Data about app and page elements
- - - - -
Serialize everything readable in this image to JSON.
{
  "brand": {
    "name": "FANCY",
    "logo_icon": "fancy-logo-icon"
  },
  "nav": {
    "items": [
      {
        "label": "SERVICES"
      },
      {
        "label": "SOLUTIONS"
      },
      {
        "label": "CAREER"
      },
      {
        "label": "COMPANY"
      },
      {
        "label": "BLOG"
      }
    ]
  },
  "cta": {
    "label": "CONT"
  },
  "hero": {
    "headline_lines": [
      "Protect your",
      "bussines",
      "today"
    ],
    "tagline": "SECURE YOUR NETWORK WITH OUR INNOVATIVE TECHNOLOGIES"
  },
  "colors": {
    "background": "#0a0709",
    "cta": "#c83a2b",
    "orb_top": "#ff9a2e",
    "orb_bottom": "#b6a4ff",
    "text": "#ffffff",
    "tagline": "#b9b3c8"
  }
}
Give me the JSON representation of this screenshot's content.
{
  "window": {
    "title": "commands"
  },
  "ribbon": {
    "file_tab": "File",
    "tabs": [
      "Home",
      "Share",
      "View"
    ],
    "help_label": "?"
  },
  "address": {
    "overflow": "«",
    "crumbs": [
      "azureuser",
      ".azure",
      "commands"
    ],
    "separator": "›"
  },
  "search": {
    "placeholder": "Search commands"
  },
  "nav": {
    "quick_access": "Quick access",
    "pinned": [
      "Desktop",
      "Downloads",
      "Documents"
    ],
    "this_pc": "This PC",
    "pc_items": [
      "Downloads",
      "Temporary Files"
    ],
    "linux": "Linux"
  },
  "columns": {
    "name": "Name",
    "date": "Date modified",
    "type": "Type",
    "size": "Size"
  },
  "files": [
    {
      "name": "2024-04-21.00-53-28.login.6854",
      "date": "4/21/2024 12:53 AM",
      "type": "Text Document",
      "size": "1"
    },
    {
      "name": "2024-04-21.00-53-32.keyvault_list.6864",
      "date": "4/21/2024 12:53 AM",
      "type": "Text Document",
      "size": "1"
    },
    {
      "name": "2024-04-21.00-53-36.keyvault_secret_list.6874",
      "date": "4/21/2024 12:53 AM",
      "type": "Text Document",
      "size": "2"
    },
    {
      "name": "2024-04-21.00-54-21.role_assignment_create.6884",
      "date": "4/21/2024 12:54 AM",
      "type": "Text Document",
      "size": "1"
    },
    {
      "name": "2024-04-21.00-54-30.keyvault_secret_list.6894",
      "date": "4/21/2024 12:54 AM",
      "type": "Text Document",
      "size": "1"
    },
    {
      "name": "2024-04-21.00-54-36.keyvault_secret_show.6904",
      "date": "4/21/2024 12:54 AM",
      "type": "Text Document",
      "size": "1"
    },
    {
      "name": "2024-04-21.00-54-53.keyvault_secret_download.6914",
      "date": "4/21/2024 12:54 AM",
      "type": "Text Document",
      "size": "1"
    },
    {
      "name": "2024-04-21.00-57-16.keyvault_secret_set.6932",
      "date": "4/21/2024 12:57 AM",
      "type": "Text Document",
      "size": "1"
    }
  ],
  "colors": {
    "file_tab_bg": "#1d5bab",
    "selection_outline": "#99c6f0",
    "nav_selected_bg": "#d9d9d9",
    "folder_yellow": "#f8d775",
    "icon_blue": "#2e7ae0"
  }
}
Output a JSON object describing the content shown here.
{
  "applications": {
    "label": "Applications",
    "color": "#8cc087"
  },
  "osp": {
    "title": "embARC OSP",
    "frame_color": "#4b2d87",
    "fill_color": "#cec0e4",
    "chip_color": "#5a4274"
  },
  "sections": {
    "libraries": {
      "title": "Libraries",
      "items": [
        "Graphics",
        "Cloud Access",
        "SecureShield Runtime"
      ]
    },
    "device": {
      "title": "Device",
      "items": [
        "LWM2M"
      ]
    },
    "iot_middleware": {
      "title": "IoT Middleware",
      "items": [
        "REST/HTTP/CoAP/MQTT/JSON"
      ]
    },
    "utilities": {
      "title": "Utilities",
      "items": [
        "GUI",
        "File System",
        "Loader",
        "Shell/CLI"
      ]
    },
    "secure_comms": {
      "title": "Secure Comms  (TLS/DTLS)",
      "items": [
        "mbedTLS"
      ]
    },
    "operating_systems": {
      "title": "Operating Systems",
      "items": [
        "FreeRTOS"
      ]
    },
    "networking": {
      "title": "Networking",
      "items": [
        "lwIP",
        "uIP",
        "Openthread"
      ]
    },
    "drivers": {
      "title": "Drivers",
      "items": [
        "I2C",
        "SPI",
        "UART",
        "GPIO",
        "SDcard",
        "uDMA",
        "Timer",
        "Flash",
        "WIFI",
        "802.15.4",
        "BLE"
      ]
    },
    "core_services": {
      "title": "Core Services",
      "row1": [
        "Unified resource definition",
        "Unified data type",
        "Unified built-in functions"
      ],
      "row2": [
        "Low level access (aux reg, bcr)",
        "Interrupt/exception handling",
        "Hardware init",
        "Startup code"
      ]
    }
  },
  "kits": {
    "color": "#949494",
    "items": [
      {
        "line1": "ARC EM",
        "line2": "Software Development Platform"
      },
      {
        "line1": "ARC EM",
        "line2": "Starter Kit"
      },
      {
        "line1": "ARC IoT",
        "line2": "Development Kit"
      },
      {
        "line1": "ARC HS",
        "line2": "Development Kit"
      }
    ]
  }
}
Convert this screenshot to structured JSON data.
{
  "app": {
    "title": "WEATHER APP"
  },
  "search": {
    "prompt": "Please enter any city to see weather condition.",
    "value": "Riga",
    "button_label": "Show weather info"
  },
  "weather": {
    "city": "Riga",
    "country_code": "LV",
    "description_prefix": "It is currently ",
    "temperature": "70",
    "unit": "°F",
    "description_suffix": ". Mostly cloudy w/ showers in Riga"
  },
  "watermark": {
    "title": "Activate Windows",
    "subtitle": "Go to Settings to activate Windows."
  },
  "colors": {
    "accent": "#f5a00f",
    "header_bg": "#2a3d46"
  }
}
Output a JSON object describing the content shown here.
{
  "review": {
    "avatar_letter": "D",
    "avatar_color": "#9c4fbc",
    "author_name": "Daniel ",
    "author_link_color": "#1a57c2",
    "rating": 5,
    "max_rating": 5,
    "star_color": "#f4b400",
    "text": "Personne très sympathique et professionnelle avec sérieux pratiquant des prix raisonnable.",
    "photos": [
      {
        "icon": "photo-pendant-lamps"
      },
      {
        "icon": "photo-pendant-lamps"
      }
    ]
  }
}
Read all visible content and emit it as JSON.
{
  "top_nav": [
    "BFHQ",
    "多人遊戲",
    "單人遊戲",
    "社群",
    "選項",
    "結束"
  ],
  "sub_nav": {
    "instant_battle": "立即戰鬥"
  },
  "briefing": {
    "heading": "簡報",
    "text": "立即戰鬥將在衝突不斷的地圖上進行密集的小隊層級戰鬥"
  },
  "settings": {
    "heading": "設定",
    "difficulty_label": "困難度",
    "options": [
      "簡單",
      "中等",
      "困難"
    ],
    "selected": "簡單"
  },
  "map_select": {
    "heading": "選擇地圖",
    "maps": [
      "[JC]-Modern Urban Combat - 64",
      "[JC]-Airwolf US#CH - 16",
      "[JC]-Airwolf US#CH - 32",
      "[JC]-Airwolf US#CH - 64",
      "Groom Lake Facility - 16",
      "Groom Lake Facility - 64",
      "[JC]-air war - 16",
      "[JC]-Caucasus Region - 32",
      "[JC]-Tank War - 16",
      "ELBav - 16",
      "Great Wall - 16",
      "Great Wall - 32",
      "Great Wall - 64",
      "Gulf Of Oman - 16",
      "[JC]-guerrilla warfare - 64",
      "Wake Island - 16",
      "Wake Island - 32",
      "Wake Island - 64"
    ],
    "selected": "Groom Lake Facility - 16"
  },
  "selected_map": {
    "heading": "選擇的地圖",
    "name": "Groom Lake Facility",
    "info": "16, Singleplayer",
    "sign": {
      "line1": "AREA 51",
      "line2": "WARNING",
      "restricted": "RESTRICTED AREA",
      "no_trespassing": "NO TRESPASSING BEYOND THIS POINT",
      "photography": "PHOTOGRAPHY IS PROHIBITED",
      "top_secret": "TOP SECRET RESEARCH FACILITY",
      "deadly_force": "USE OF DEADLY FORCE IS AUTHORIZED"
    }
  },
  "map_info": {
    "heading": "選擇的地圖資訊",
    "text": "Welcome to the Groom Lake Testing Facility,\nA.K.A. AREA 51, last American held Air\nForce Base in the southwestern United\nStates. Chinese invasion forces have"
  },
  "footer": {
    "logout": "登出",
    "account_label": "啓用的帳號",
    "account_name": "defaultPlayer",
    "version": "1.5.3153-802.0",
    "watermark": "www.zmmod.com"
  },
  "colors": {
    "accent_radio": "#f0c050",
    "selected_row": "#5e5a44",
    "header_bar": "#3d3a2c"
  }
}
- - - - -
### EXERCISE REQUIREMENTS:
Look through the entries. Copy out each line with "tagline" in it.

### RESULT:
    "tagline": "SECURE YOUR NETWORK WITH OUR INNOVATIVE TECHNOLOGIES"
    "tagline": "#b9b3c8"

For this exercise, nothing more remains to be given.